▸ **TASK BRIEF**
Restate each record exactly as it was written.

▸ **GIVEN RECORDS**
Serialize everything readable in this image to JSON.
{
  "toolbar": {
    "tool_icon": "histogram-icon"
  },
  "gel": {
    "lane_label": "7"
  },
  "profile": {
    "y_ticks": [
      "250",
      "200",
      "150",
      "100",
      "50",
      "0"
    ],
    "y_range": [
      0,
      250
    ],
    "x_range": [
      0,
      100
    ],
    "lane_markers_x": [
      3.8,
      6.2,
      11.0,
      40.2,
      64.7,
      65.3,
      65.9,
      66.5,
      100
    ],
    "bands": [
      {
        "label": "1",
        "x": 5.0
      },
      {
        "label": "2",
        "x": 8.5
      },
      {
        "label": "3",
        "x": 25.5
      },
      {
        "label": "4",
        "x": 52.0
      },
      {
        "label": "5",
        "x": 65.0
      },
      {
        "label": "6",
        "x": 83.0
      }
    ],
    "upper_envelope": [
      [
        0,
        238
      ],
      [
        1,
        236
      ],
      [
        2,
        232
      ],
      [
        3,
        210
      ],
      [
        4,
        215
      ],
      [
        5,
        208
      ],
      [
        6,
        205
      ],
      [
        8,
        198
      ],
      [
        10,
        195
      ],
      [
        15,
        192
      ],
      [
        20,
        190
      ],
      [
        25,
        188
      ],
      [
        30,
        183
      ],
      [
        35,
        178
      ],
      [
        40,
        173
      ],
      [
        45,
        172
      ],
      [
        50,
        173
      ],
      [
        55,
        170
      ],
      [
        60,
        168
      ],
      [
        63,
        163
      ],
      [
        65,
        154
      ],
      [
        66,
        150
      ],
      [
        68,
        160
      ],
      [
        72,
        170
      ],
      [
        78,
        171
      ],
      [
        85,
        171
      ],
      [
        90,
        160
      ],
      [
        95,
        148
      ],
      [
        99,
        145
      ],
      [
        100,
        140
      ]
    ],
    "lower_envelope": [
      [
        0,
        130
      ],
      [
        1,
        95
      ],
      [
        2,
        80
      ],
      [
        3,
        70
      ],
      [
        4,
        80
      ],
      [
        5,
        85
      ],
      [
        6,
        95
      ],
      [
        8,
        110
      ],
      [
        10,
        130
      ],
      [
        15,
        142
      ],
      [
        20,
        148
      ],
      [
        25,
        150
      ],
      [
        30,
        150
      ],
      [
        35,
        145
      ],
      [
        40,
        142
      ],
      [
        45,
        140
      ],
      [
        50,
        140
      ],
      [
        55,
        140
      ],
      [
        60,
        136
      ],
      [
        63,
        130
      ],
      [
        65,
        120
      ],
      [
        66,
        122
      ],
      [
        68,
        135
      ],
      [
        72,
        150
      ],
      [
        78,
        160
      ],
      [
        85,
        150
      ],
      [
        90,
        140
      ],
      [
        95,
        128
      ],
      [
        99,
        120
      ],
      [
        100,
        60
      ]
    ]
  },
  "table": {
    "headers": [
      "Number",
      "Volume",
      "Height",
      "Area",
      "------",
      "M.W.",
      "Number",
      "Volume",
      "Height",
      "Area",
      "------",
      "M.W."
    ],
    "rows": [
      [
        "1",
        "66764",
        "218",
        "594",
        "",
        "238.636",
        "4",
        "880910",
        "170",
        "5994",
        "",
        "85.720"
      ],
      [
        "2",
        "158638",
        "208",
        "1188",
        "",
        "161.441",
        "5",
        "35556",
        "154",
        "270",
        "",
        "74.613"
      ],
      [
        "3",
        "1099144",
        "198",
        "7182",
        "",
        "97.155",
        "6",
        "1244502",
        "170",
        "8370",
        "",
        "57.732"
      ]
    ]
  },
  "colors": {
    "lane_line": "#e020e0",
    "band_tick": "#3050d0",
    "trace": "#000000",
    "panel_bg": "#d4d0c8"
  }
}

▸ **WRITTEN RESPONSE**
Serialize everything readable in this image to JSON.
{
  "toolbar": {
    "tool_icon": "histogram-icon"
  },
  "gel": {
    "lane_label": "7"
  },
  "profile": {
    "y_ticks": [
      "250",
      "200",
      "150",
      "100",
      "50",
      "0"
    ],
    "y_range": [
      0,
      250
    ],
    "x_range": [
      0,
      100
    ],
    "lane_markers_x": [
      3.8,
      6.2,
      11.0,
      40.2,
      64.7,
      65.3,
      65.9,
      66.5,
      100
    ],
    "bands": [
      {
        "label": "1",
        "x": 5.0
      },
      {
        "label": "2",
        "x": 8.5
      },
      {
        "label": "3",
        "x": 25.5
      },
      {
        "label": "4",
        "x": 52.0
      },
      {
        "label": "5",
        "x": 65.0
      },
      {
        "label": "6",
        "x": 83.0
      }
    ],
    "upper_envelope": [
      [
        0,
        238
      ],
      [
        1,
        236
      ],
      [
        2,
        232
      ],
      [
        3,
        210
      ],
      [
        4,
        215
      ],
      [
        5,
        208
      ],
      [
        6,
        205
      ],
      [
        8,
        198
      ],
      [
        10,
        195
      ],
      [
        15,
        192
      ],
      [
        20,
        190
      ],
      [
        25,
        188
      ],
      [
        30,
        183
      ],
      [
        35,
        178
      ],
      [
        40,
        173
      ],
      [
        45,
        172
      ],
      [
        50,
        173
      ],
      [
        55,
        170
      ],
      [
        60,
        168
      ],
      [
        63,
        163
      ],
      [
        65,
        154
      ],
      [
        66,
        150
      ],
      [
        68,
        160
      ],
      [
        72,
        170
      ],
      [
        78,
        171
      ],
      [
        85,
        171
      ],
      [
        90,
        160
      ],
      [
        95,
        148
      ],
      [
        99,
        145
      ],
      [
        100,
        140
      ]
    ],
    "lower_envelope": [
      [
        0,
        130
      ],
      [
        1,
        95
      ],
      [
        2,
        80
      ],
      [
        3,
        70
      ],
      [
        4,
        80
      ],
      [
        5,
        85
      ],
      [
        6,
        95
      ],
      [
        8,
        110
      ],
      [
        10,
        130
      ],
      [
        15,
        142
      ],
      [
        20,
        148
      ],
      [
        25,
        150
      ],
      [
        30,
        150
      ],
      [
        35,
        145
      ],
      [
        40,
        142
      ],
      [
        45,
        140
      ],
      [
        50,
        140
      ],
      [
        55,
        140
      ],
      [
        60,
        136
      ],
      [
        63,
        130
      ],
      [
        65,
        120
      ],
      [
        66,
        122
      ],
      [
        68,
        135
      ],
      [
        72,
        150
      ],
      [
        78,
        160
      ],
      [
        85,
        150
      ],
      [
        90,
        140
      ],
      [
        95,
        128
      ],
      [
        99,
        120
      ],
      [
        100,
        60
      ]
    ]
  },
  "table": {
    "headers": [
      "Number",
      "Volume",
      "Height",
      "Area",
      "------",
      "M.W.",
      "Number",
      "Volume",
      "Height",
      "Area",
      "------",
      "M.W."
    ],
    "rows": [
      [
        "1",
        "66764",
        "218",
        "594",
        "",
        "238.636",
        "4",
        "880910",
        "170",
        "5994",
        "",
        "85.720"
      ],
      [
        "2",
        "158638",
        "208",
        "1188",
        "",
        "161.441",
        "5",
        "35556",
        "154",
        "270",
        "",
        "74.613"
      ],
      [
        "3",
        "1099144",
        "198",
        "7182",
        "",
        "97.155",
        "6",
        "1244502",
        "170",
        "8370",
        "",
        "57.732"
      ]
    ]
  },
  "colors": {
    "lane_line": "#e020e0",
    "band_tick": "#3050d0",
    "trace": "#000000",
    "panel_bg": "#d4d0c8"
  }
}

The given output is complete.